And I feel guilty about it. Not in the sense that I am letting people down by not being ambitious (though I probably am), but in the sense of unacknowledged privilege. I feel like I should apologize over and over for having the luxury of a good work-life balance, and never mention that balance without also mentioning how lucky I am and that I know not everyone is. But if I apologize for that balance I'm apologizing for setting boundaries, and no one should have to do that.

I have given myself permission to have that balance. That's not easy, either to do or to justify. I find that people often assume I must be very unimportant at my workplace, or I would never have been allowed to behave thus. As if that permission can only be granted by someone else after they judge your value or lack thereof. I took mine; I wasn't given it. 

There are, of course, people who thrive on a career-centered life. I hate implying that I have made the Right Choice and you haven't. But I also hate the idea, which clings naturally to an emphasis on career, that self-care is lazy and that it's someone else's job to force you into brief spates of it: your boss' job, or your doctor's, or your friends'. That you're not allowed to take a break until you have paid money to rent a house, or traveled to a beach property, and someone has shoved a beer into your hand. The concept is frequently that you can't practice self-care at home, because your home is just an extension of your workplace, the laptop always open. I know people who have to be brought to a place with no wi-fi if you are to have a hope of actually seeing them during their "vacation". 

Sobriety is a trump card in terms of self-care no longer being optional, and unless you are currently an active addict I don't recommend recovery as a form of priority determination, but it does mean I've been doing this for a while. It's like someone who has to take daily medication to be safe. Every day, to be safe, I have to think about myself as a person, a body, a mind, and a spirit. For eight hours a day I am my job title, because I am working and my workplace deserves my attention and energy. But the other hours I am myself. I have to be, because I have to accept her. And so I need to take the time to feel strong and healthy in my body, to quiet my mind or feed it with books, to adore my dogs. Yes, this is all, technically, selfish.
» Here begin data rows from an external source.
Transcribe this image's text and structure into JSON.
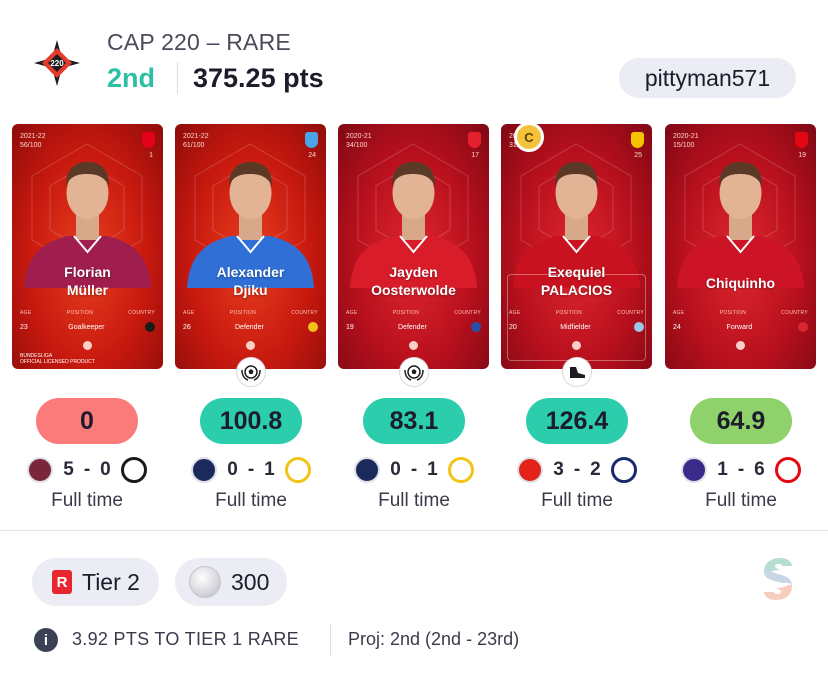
{
  "header": {
    "logo_text": "220",
    "competition_title": "CAP 220 – RARE",
    "rank": "2nd",
    "points": "375.25 pts",
    "username": "pittyman571"
  },
  "cards": [
    {
      "season": "2021-22",
      "serial": "56/100",
      "number": "1",
      "first_name": "Florian",
      "last_name": "Müller",
      "age_label": "AGE",
      "position_label": "POSITION",
      "country_label": "COUNTRY",
      "age": "23",
      "position": "Goalkeeper",
      "shirt_color": "#a01e4d",
      "crest_color": "#e2001a",
      "flag_color": "#1a1a1a",
      "sponsor": "BUNDESLIGA",
      "sponsor_sub": "OFFICIAL LICENSED PRODUCT"
    },
    {
      "season": "2021-22",
      "serial": "61/100",
      "number": "24",
      "first_name": "Alexander",
      "last_name": "Djiku",
      "age_label": "AGE",
      "position_label": "POSITION",
      "country_label": "COUNTRY",
      "age": "26",
      "position": "Defender",
      "shirt_color": "#2f6fd6",
      "crest_color": "#4aa3e6",
      "flag_color": "#f0c31a",
      "badge_icon": "soccer-ball-wreath-icon"
    },
    {
      "season": "2020-21",
      "serial": "34/100",
      "number": "17",
      "first_name": "Jayden",
      "last_name": "Oosterwolde",
      "age_label": "AGE",
      "position_label": "POSITION",
      "country_label": "COUNTRY",
      "age": "19",
      "position": "Defender",
      "shirt_color": "#d81c2a",
      "crest_color": "#e4202c",
      "flag_color": "#2a4fa8",
      "badge_icon": "soccer-ball-wreath-icon"
    },
    {
      "season": "2019",
      "serial": "31/100",
      "number": "25",
      "first_name": "Exequiel",
      "last_name": "PALACIOS",
      "age_label": "AGE",
      "position_label": "POSITION",
      "country_label": "COUNTRY",
      "age": "20",
      "position": "Midfielder",
      "shirt_color": "#c9121f",
      "crest_color": "#f5c400",
      "flag_color": "#9ec6ea",
      "captain": "C",
      "badge_icon": "football-boot-icon"
    },
    {
      "season": "2020-21",
      "serial": "15/100",
      "number": "19",
      "first_name": "",
      "last_name": "Chiquinho",
      "age_label": "AGE",
      "position_label": "POSITION",
      "country_label": "COUNTRY",
      "age": "24",
      "position": "Forward",
      "shirt_color": "#cc1426",
      "crest_color": "#e30613",
      "flag_color": "#d9262f"
    }
  ],
  "results": [
    {
      "score": "0",
      "score_bg": "#fb7a7a",
      "home_score": "5",
      "away_score": "0",
      "status": "Full time",
      "home_team_icon": "west-ham-crest-icon",
      "away_team_icon": "freiburg-crest-icon",
      "home_color": "#7a263a",
      "away_color": "#1a1a1a"
    },
    {
      "score": "100.8",
      "score_bg": "#2ccdac",
      "home_score": "0",
      "away_score": "1",
      "status": "Full time",
      "home_team_icon": "fenerbahce-crest-icon",
      "away_team_icon": "union-sg-crest-icon",
      "home_color": "#1b2a5c",
      "away_color": "#f2c418"
    },
    {
      "score": "83.1",
      "score_bg": "#2ccdac",
      "home_score": "0",
      "away_score": "1",
      "status": "Full time",
      "home_team_icon": "fenerbahce-crest-icon",
      "away_team_icon": "union-sg-crest-icon",
      "home_color": "#1b2a5c",
      "away_color": "#f2c418"
    },
    {
      "score": "126.4",
      "score_bg": "#2ccdac",
      "home_score": "3",
      "away_score": "2",
      "status": "Full time",
      "home_team_icon": "leverkusen-crest-icon",
      "away_team_icon": "arminia-crest-icon",
      "home_color": "#e32219",
      "away_color": "#1a2a6c"
    },
    {
      "score": "64.9",
      "score_bg": "#8fd16a",
      "home_score": "1",
      "away_score": "6",
      "status": "Full time",
      "home_team_icon": "club-crest-purple-icon",
      "away_team_icon": "benfica-crest-icon",
      "home_color": "#3a2a8a",
      "away_color": "#e30613"
    }
  ],
  "footer": {
    "tier_letter": "R",
    "tier_label": "Tier 2",
    "coins": "300",
    "tier_info": "3.92 PTS TO TIER 1 RARE",
    "projection": "Proj: 2nd (2nd - 23rd)",
    "info_icon": "i"
  }
}
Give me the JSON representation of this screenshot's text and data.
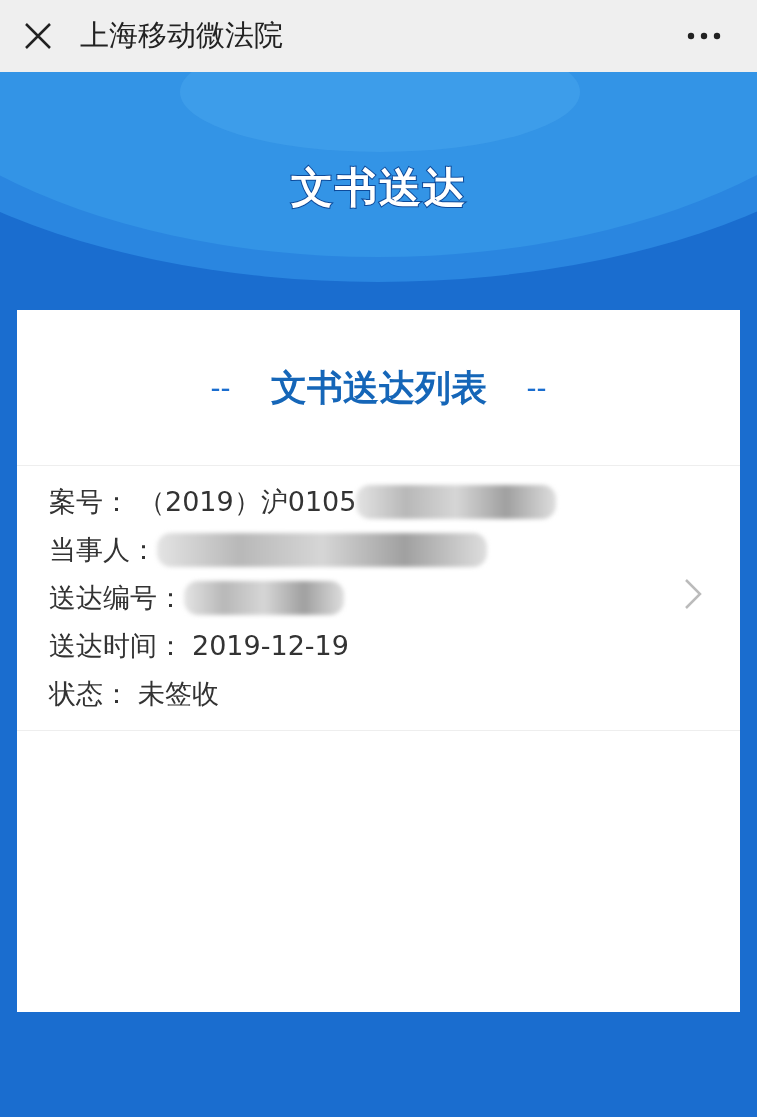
{
  "window": {
    "title": "上海移动微法院"
  },
  "banner": {
    "title": "文书送达"
  },
  "list": {
    "title": "文书送达列表",
    "dash_left": "--",
    "dash_right": "--",
    "items": [
      {
        "fields": [
          {
            "label": "案号：",
            "value": "（2019）沪0105",
            "redacted": true
          },
          {
            "label": "当事人：",
            "redacted": true
          },
          {
            "label": "送达编号：",
            "redacted": true
          },
          {
            "label": "送达时间：",
            "value": "2019-12-19",
            "redacted": false
          },
          {
            "label": "状态：",
            "value": "未签收",
            "redacted": false
          }
        ]
      }
    ]
  }
}
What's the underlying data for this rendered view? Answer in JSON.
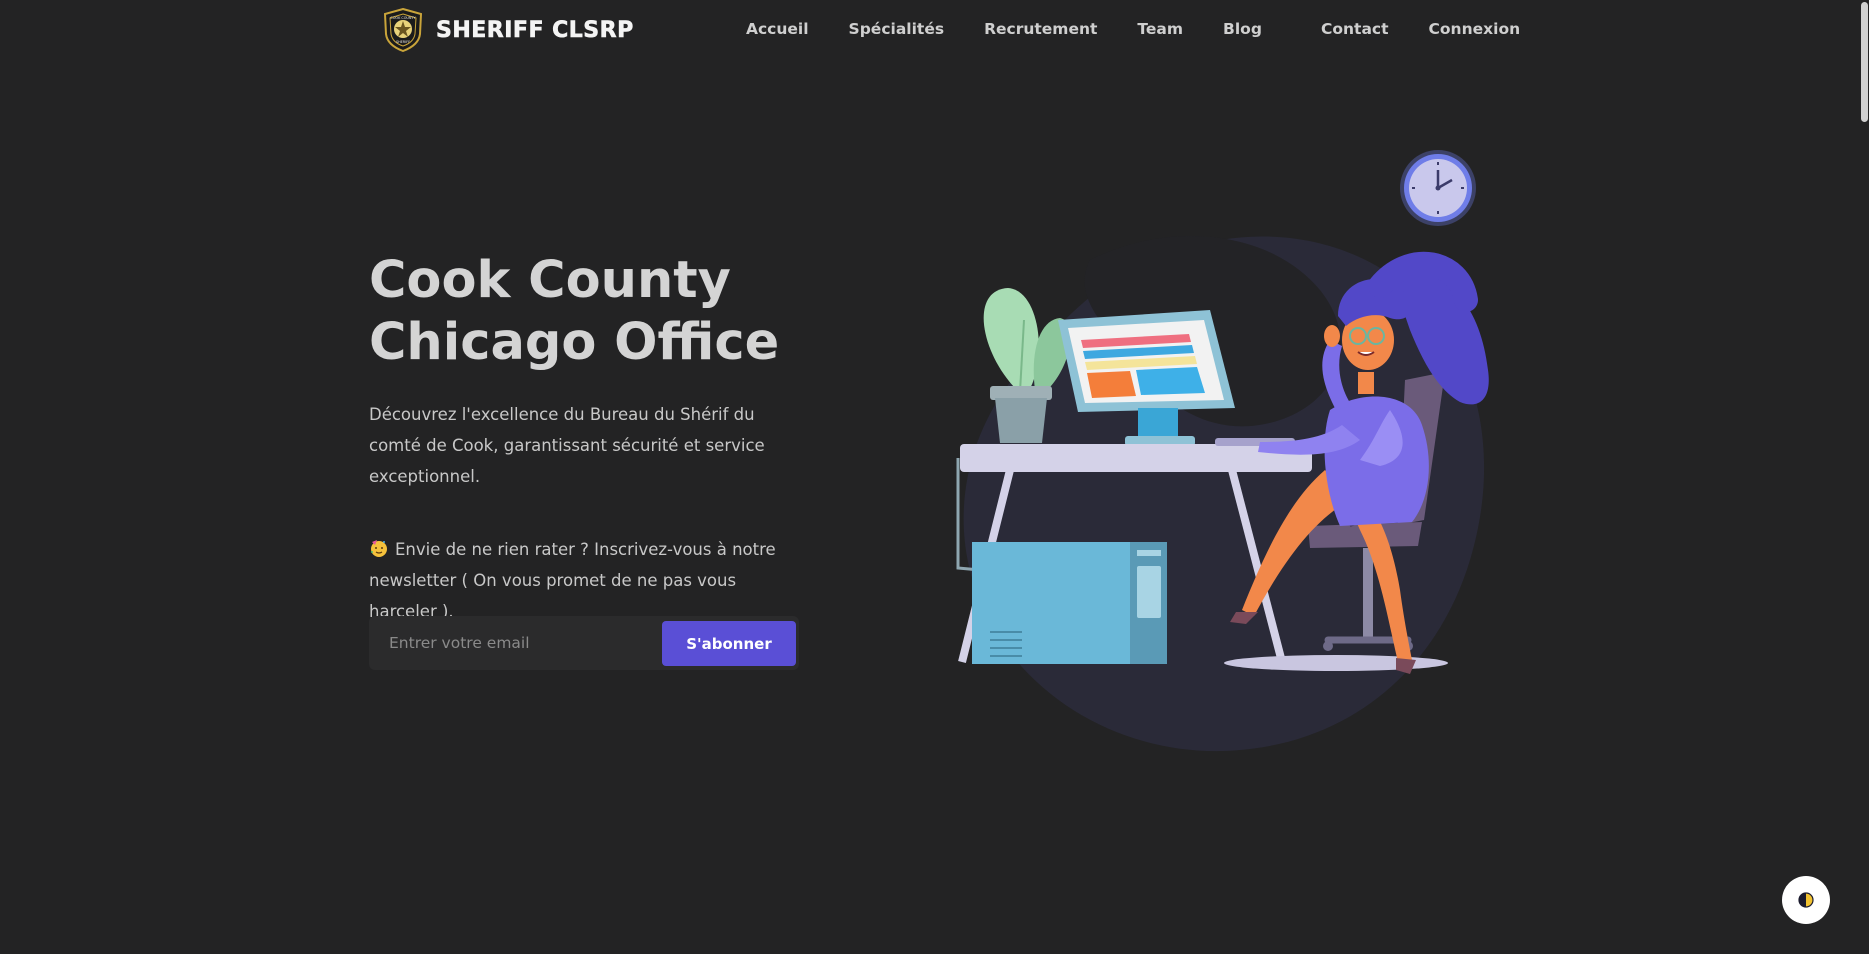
{
  "brand": {
    "name": "SHERIFF CLSRP",
    "logo_icon": "sheriff-badge-icon",
    "badge_text_top": "COOK COUNTY",
    "badge_text_bottom": "SHERIFF"
  },
  "nav": {
    "items": [
      {
        "label": "Accueil"
      },
      {
        "label": "Spécialités"
      },
      {
        "label": "Recrutement"
      },
      {
        "label": "Team"
      },
      {
        "label": "Blog"
      }
    ],
    "right": [
      {
        "label": "Contact"
      },
      {
        "label": "Connexion"
      }
    ]
  },
  "hero": {
    "title_line1": "Cook County",
    "title_line2": "Chicago Office",
    "description": "Découvrez l'excellence du Bureau du Shérif du comté de Cook, garantissant sécurité et service exceptionnel.",
    "newsletter_text": "Envie de ne rien rater ? Inscrivez-vous à notre newsletter ( On vous promet de ne pas vous harceler ).",
    "newsletter_icon": "party-face-emoji-icon"
  },
  "subscribe": {
    "placeholder": "Entrer votre email",
    "button_label": "S'abonner"
  },
  "illustration": {
    "icon": "woman-at-desk-illustration"
  },
  "theme_toggle": {
    "icon": "half-circle-theme-icon"
  },
  "colors": {
    "background": "#232324",
    "accent": "#5a4fd6",
    "text": "#c8c8c8"
  }
}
I am thinking about myself, and frequently only myself, during my evenings and my weekends. They are sacred and precious hours, and they are necessary. 
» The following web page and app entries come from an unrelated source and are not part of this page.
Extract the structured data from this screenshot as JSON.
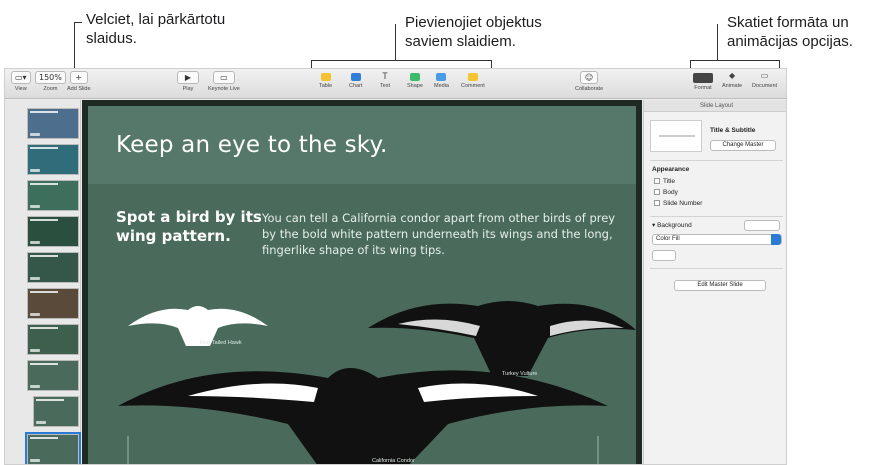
{
  "callouts": {
    "reorder_line1": "Velciet, lai pārkārtotu",
    "reorder_line2": "slaidus.",
    "add_objects_line1": "Pievienojiet objektus",
    "add_objects_line2": "saviem slaidiem.",
    "format_line1": "Skatiet formāta un",
    "format_line2": "animācijas opcijas."
  },
  "toolbar": {
    "view_label": "View",
    "zoom_value": "150%",
    "zoom_label": "Zoom",
    "add_slide_label": "Add Slide",
    "play_label": "Play",
    "keynote_live_label": "Keynote Live",
    "table_label": "Table",
    "chart_label": "Chart",
    "text_label": "Text",
    "shape_label": "Shape",
    "media_label": "Media",
    "comment_label": "Comment",
    "collaborate_label": "Collaborate",
    "format_label": "Format",
    "animate_label": "Animate",
    "document_label": "Document"
  },
  "navigator": {
    "slide_count_visible": 11,
    "selected_index": 11
  },
  "slide": {
    "title": "Keep an eye to the sky.",
    "subtitle_line1": "Spot a bird by its",
    "subtitle_line2": "wing pattern.",
    "body": "You can tell a California condor apart from other birds of prey by the bold white pattern underneath its wings and the long, fingerlike shape of its wing tips.",
    "bird1_label": "Red-Tailed Hawk",
    "bird2_label": "Turkey Vulture",
    "bird3_label": "California Condor"
  },
  "inspector": {
    "tab_label": "Slide Layout",
    "layout_name": "Title & Subtitle",
    "change_master": "Change Master",
    "appearance": "Appearance",
    "title_opt": "Title",
    "body_opt": "Body",
    "slide_number_opt": "Slide Number",
    "background": "Background",
    "fill_type": "Color Fill",
    "edit_master": "Edit Master Slide"
  },
  "colors": {
    "slide_bg": "#4a6b5c",
    "selection": "#2a7bd8"
  }
}
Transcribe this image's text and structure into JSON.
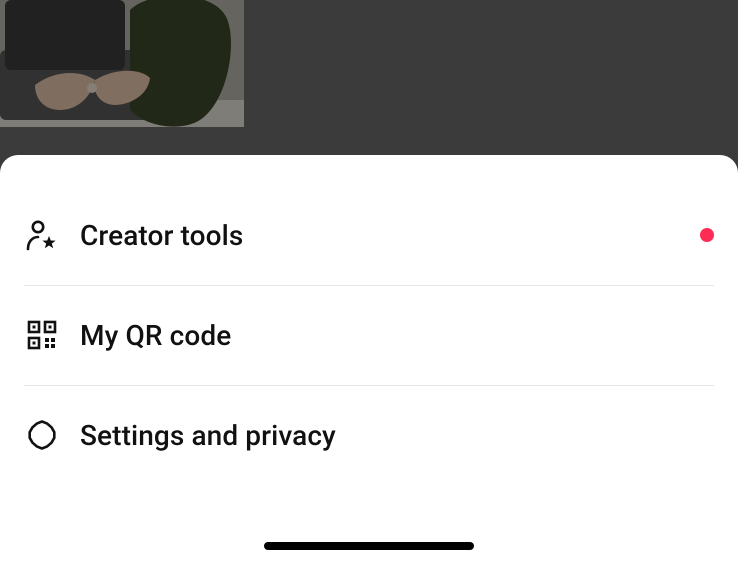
{
  "menu": {
    "items": [
      {
        "label": "Creator tools",
        "has_notification": true
      },
      {
        "label": "My QR code",
        "has_notification": false
      },
      {
        "label": "Settings and privacy",
        "has_notification": false
      }
    ]
  }
}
I'm not even sure where I'm going with this. Part of being an adult is finding what works for you, and no one else should tell you what to do. If you genuinely love long days at work, and evenings planning the next day, and are genuinely, sufficiently refreshed by one week of concentrated chaos with your friends, then that is awesome. Do what you love. But I'm taking this space to admit to my self-care, as if it were shameful, because part of me believes it is. And I'm quite sure I am not the only person out there who believes that. 
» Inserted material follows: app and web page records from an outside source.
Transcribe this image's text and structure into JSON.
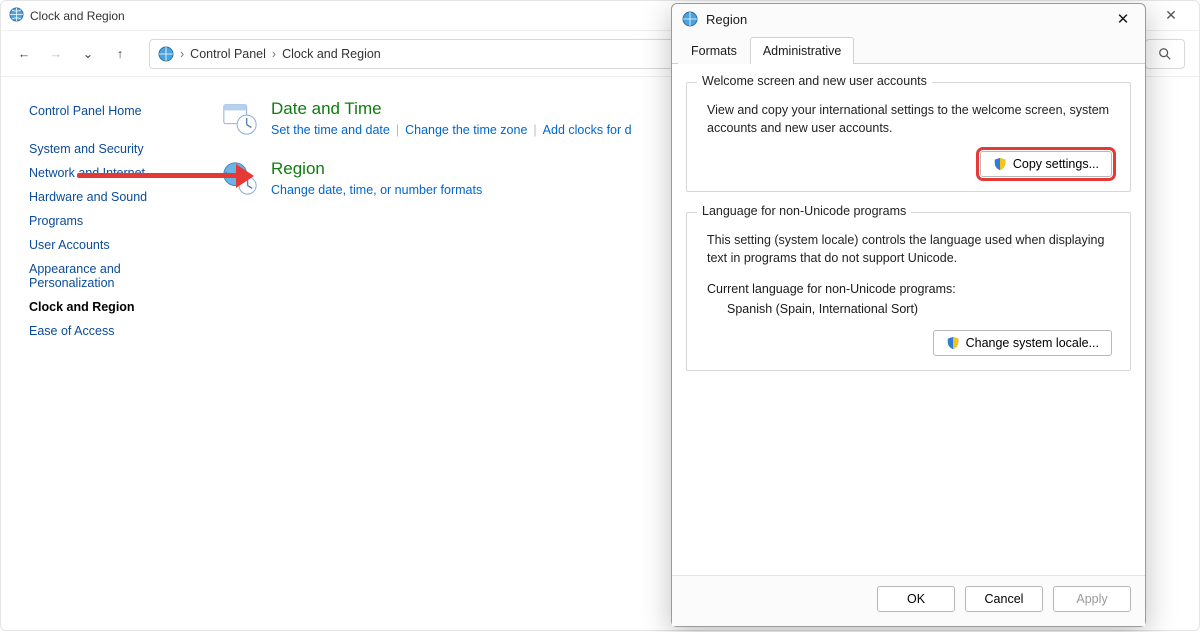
{
  "window": {
    "title": "Clock and Region"
  },
  "breadcrumb": {
    "root": "Control Panel",
    "leaf": "Clock and Region"
  },
  "sidebar": {
    "home": "Control Panel Home",
    "items": [
      "System and Security",
      "Network and Internet",
      "Hardware and Sound",
      "Programs",
      "User Accounts",
      "Appearance and Personalization",
      "Clock and Region",
      "Ease of Access"
    ],
    "current_index": 6
  },
  "categories": {
    "datetime": {
      "title": "Date and Time",
      "links": [
        "Set the time and date",
        "Change the time zone",
        "Add clocks for d"
      ]
    },
    "region": {
      "title": "Region",
      "links": [
        "Change date, time, or number formats"
      ]
    }
  },
  "dialog": {
    "title": "Region",
    "tabs": [
      "Formats",
      "Administrative"
    ],
    "active_tab_index": 1,
    "group1": {
      "title": "Welcome screen and new user accounts",
      "text": "View and copy your international settings to the welcome screen, system accounts and new user accounts.",
      "button": "Copy settings..."
    },
    "group2": {
      "title": "Language for non-Unicode programs",
      "text": "This setting (system locale) controls the language used when displaying text in programs that do not support Unicode.",
      "current_label": "Current language for non-Unicode programs:",
      "current_value": "Spanish (Spain, International Sort)",
      "button": "Change system locale..."
    },
    "footer": {
      "ok": "OK",
      "cancel": "Cancel",
      "apply": "Apply"
    }
  }
}
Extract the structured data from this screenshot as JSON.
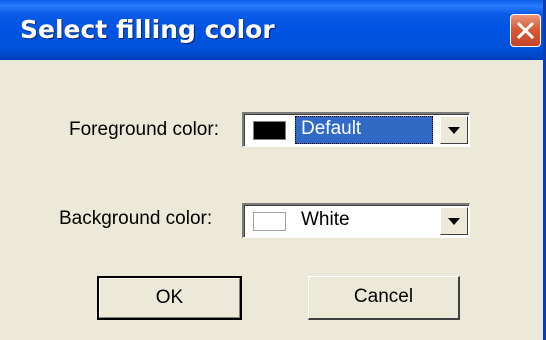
{
  "window": {
    "title": "Select filling color"
  },
  "foreground": {
    "label": "Foreground color:",
    "swatch_color": "#000000",
    "value": "Default"
  },
  "background": {
    "label": "Background color:",
    "swatch_color": "#ffffff",
    "value": "White"
  },
  "buttons": {
    "ok_label": "OK",
    "cancel_label": "Cancel"
  },
  "icons": {
    "close": "close-icon",
    "dropdown": "chevron-down-icon"
  },
  "colors": {
    "titlebar": "#0054e3",
    "dialog_background": "#ece9d8",
    "selection_highlight": "#316ac5",
    "close_button": "#d85b35"
  }
}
It feels important to admit to this. To say: I believe I have a right to leave work when I'm due to leave, because I want to run in the woods. To say: I deserve my sleep tonight, so that tomorrow I can sit with my coffee at dawn. To say: a book and my couch and my dogs: this is my form of prayer. And that is okay. I do not have to be always repenting and earning and atoning. Neither do you.